◆ What is expected:
Print every entry below again. Nothing may differ from the original.

Extracted records
++++++++

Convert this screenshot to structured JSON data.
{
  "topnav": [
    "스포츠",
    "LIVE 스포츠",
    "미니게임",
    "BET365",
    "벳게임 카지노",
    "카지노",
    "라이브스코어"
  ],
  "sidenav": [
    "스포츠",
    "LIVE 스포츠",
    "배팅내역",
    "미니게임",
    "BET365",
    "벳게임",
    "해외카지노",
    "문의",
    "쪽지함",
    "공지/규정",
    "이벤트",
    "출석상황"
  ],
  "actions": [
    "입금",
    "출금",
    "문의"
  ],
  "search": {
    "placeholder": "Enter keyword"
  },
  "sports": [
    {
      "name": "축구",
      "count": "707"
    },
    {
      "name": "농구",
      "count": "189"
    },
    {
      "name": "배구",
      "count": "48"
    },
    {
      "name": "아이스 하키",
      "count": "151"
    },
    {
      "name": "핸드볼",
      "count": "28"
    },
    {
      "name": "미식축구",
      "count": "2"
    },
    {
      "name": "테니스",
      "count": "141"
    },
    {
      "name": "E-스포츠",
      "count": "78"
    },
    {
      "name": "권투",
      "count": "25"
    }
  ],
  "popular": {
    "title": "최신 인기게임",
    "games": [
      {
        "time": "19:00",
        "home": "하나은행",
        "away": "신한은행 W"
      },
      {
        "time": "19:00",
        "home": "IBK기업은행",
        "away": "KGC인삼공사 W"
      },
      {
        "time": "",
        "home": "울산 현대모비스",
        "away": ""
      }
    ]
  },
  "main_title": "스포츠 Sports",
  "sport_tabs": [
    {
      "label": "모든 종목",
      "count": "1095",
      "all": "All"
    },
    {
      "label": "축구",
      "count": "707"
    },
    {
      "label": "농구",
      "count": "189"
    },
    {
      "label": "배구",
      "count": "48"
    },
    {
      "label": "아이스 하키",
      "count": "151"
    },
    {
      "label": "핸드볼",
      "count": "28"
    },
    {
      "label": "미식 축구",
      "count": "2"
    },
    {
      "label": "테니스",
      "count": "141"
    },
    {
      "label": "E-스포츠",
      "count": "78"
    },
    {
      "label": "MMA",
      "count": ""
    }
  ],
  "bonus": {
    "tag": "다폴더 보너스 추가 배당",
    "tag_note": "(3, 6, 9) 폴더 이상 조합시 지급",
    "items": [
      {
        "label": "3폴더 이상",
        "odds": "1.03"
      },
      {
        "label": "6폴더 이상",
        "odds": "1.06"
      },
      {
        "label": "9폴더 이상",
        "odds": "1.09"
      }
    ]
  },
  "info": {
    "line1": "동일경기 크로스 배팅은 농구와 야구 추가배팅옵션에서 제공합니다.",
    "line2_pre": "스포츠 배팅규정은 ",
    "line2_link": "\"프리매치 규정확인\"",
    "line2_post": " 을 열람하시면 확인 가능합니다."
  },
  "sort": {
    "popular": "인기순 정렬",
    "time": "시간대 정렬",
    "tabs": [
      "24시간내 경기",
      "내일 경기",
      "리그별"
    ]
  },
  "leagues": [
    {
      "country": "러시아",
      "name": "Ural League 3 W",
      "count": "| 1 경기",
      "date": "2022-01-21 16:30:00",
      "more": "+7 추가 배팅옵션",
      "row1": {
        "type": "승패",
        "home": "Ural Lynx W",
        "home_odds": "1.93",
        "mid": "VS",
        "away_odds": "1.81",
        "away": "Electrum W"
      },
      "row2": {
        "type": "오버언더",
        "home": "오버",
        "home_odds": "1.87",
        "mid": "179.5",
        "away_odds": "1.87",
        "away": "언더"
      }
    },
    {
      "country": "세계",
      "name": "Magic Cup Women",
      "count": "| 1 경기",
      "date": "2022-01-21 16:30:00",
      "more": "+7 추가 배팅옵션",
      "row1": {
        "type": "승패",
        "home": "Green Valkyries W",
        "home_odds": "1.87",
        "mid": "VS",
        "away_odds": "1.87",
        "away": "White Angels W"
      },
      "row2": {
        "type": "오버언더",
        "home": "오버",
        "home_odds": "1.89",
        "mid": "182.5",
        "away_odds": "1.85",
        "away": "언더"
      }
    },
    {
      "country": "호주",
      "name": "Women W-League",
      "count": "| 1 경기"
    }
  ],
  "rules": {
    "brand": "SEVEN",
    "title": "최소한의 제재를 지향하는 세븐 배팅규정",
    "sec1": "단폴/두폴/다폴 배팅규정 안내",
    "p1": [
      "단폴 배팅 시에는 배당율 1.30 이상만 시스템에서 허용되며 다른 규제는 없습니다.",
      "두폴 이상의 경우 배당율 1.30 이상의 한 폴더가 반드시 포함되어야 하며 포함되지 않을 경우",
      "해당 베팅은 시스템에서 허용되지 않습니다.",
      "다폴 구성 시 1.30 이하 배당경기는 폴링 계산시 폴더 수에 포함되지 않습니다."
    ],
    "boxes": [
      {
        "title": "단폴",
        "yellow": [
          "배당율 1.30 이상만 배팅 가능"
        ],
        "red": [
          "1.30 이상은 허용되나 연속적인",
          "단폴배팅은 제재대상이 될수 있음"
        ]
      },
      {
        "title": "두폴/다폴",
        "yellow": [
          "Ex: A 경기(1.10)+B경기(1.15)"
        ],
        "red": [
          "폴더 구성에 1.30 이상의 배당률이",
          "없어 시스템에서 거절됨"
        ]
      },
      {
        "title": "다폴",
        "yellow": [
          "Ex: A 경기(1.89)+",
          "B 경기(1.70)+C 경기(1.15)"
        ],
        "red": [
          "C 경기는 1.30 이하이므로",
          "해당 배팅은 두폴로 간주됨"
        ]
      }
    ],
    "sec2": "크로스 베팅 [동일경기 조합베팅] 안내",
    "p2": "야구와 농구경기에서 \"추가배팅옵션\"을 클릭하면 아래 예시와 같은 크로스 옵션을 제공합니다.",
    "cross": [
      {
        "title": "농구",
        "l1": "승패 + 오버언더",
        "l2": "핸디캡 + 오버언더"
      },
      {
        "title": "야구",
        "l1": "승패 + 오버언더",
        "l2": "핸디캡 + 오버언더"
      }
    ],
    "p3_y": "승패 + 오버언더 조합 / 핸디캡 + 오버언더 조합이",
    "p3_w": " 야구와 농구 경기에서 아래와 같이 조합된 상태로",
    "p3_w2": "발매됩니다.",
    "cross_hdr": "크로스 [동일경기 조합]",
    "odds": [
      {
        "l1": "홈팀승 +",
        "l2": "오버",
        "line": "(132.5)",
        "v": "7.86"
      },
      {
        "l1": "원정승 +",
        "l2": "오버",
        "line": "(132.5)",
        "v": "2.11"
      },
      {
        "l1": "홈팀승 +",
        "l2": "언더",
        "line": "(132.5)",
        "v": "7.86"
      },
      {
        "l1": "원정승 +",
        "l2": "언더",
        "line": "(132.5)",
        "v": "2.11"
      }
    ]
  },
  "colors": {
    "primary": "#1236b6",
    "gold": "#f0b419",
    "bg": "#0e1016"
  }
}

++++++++

◆ Answer space:
Convert this screenshot to structured JSON data.
{
  "topnav": [
    "스포츠",
    "LIVE 스포츠",
    "미니게임",
    "BET365",
    "벳게임 카지노",
    "카지노",
    "라이브스코어"
  ],
  "sidenav": [
    "스포츠",
    "LIVE 스포츠",
    "배팅내역",
    "미니게임",
    "BET365",
    "벳게임",
    "해외카지노",
    "문의",
    "쪽지함",
    "공지/규정",
    "이벤트",
    "출석상황"
  ],
  "actions": [
    "입금",
    "출금",
    "문의"
  ],
  "search": {
    "placeholder": "Enter keyword"
  },
  "sports": [
    {
      "name": "축구",
      "count": "707"
    },
    {
      "name": "농구",
      "count": "189"
    },
    {
      "name": "배구",
      "count": "48"
    },
    {
      "name": "아이스 하키",
      "count": "151"
    },
    {
      "name": "핸드볼",
      "count": "28"
    },
    {
      "name": "미식축구",
      "count": "2"
    },
    {
      "name": "테니스",
      "count": "141"
    },
    {
      "name": "E-스포츠",
      "count": "78"
    },
    {
      "name": "권투",
      "count": "25"
    }
  ],
  "popular": {
    "title": "최신 인기게임",
    "games": [
      {
        "time": "19:00",
        "home": "하나은행",
        "away": "신한은행 W"
      },
      {
        "time": "19:00",
        "home": "IBK기업은행",
        "away": "KGC인삼공사 W"
      },
      {
        "time": "",
        "home": "울산 현대모비스",
        "away": ""
      }
    ]
  },
  "main_title": "스포츠 Sports",
  "sport_tabs": [
    {
      "label": "모든 종목",
      "count": "1095",
      "all": "All"
    },
    {
      "label": "축구",
      "count": "707"
    },
    {
      "label": "농구",
      "count": "189"
    },
    {
      "label": "배구",
      "count": "48"
    },
    {
      "label": "아이스 하키",
      "count": "151"
    },
    {
      "label": "핸드볼",
      "count": "28"
    },
    {
      "label": "미식 축구",
      "count": "2"
    },
    {
      "label": "테니스",
      "count": "141"
    },
    {
      "label": "E-스포츠",
      "count": "78"
    },
    {
      "label": "MMA",
      "count": ""
    }
  ],
  "bonus": {
    "tag": "다폴더 보너스 추가 배당",
    "tag_note": "(3, 6, 9) 폴더 이상 조합시 지급",
    "items": [
      {
        "label": "3폴더 이상",
        "odds": "1.03"
      },
      {
        "label": "6폴더 이상",
        "odds": "1.06"
      },
      {
        "label": "9폴더 이상",
        "odds": "1.09"
      }
    ]
  },
  "info": {
    "line1": "동일경기 크로스 배팅은 농구와 야구 추가배팅옵션에서 제공합니다.",
    "line2_pre": "스포츠 배팅규정은 ",
    "line2_link": "\"프리매치 규정확인\"",
    "line2_post": " 을 열람하시면 확인 가능합니다."
  },
  "sort": {
    "popular": "인기순 정렬",
    "time": "시간대 정렬",
    "tabs": [
      "24시간내 경기",
      "내일 경기",
      "리그별"
    ]
  },
  "leagues": [
    {
      "country": "러시아",
      "name": "Ural League 3 W",
      "count": "| 1 경기",
      "date": "2022-01-21 16:30:00",
      "more": "+7 추가 배팅옵션",
      "row1": {
        "type": "승패",
        "home": "Ural Lynx W",
        "home_odds": "1.93",
        "mid": "VS",
        "away_odds": "1.81",
        "away": "Electrum W"
      },
      "row2": {
        "type": "오버언더",
        "home": "오버",
        "home_odds": "1.87",
        "mid": "179.5",
        "away_odds": "1.87",
        "away": "언더"
      }
    },
    {
      "country": "세계",
      "name": "Magic Cup Women",
      "count": "| 1 경기",
      "date": "2022-01-21 16:30:00",
      "more": "+7 추가 배팅옵션",
      "row1": {
        "type": "승패",
        "home": "Green Valkyries W",
        "home_odds": "1.87",
        "mid": "VS",
        "away_odds": "1.87",
        "away": "White Angels W"
      },
      "row2": {
        "type": "오버언더",
        "home": "오버",
        "home_odds": "1.89",
        "mid": "182.5",
        "away_odds": "1.85",
        "away": "언더"
      }
    },
    {
      "country": "호주",
      "name": "Women W-League",
      "count": "| 1 경기"
    }
  ],
  "rules": {
    "brand": "SEVEN",
    "title": "최소한의 제재를 지향하는 세븐 배팅규정",
    "sec1": "단폴/두폴/다폴 배팅규정 안내",
    "p1": [
      "단폴 배팅 시에는 배당율 1.30 이상만 시스템에서 허용되며 다른 규제는 없습니다.",
      "두폴 이상의 경우 배당율 1.30 이상의 한 폴더가 반드시 포함되어야 하며 포함되지 않을 경우",
      "해당 베팅은 시스템에서 허용되지 않습니다.",
      "다폴 구성 시 1.30 이하 배당경기는 폴링 계산시 폴더 수에 포함되지 않습니다."
    ],
    "boxes": [
      {
        "title": "단폴",
        "yellow": [
          "배당율 1.30 이상만 배팅 가능"
        ],
        "red": [
          "1.30 이상은 허용되나 연속적인",
          "단폴배팅은 제재대상이 될수 있음"
        ]
      },
      {
        "title": "두폴/다폴",
        "yellow": [
          "Ex: A 경기(1.10)+B경기(1.15)"
        ],
        "red": [
          "폴더 구성에 1.30 이상의 배당률이",
          "없어 시스템에서 거절됨"
        ]
      },
      {
        "title": "다폴",
        "yellow": [
          "Ex: A 경기(1.89)+",
          "B 경기(1.70)+C 경기(1.15)"
        ],
        "red": [
          "C 경기는 1.30 이하이므로",
          "해당 배팅은 두폴로 간주됨"
        ]
      }
    ],
    "sec2": "크로스 베팅 [동일경기 조합베팅] 안내",
    "p2": "야구와 농구경기에서 \"추가배팅옵션\"을 클릭하면 아래 예시와 같은 크로스 옵션을 제공합니다.",
    "cross": [
      {
        "title": "농구",
        "l1": "승패 + 오버언더",
        "l2": "핸디캡 + 오버언더"
      },
      {
        "title": "야구",
        "l1": "승패 + 오버언더",
        "l2": "핸디캡 + 오버언더"
      }
    ],
    "p3_y": "승패 + 오버언더 조합 / 핸디캡 + 오버언더 조합이",
    "p3_w": " 야구와 농구 경기에서 아래와 같이 조합된 상태로",
    "p3_w2": "발매됩니다.",
    "cross_hdr": "크로스 [동일경기 조합]",
    "odds": [
      {
        "l1": "홈팀승 +",
        "l2": "오버",
        "line": "(132.5)",
        "v": "7.86"
      },
      {
        "l1": "원정승 +",
        "l2": "오버",
        "line": "(132.5)",
        "v": "2.11"
      },
      {
        "l1": "홈팀승 +",
        "l2": "언더",
        "line": "(132.5)",
        "v": "7.86"
      },
      {
        "l1": "원정승 +",
        "l2": "언더",
        "line": "(132.5)",
        "v": "2.11"
      }
    ]
  },
  "colors": {
    "primary": "#1236b6",
    "gold": "#f0b419",
    "bg": "#0e1016"
  }
}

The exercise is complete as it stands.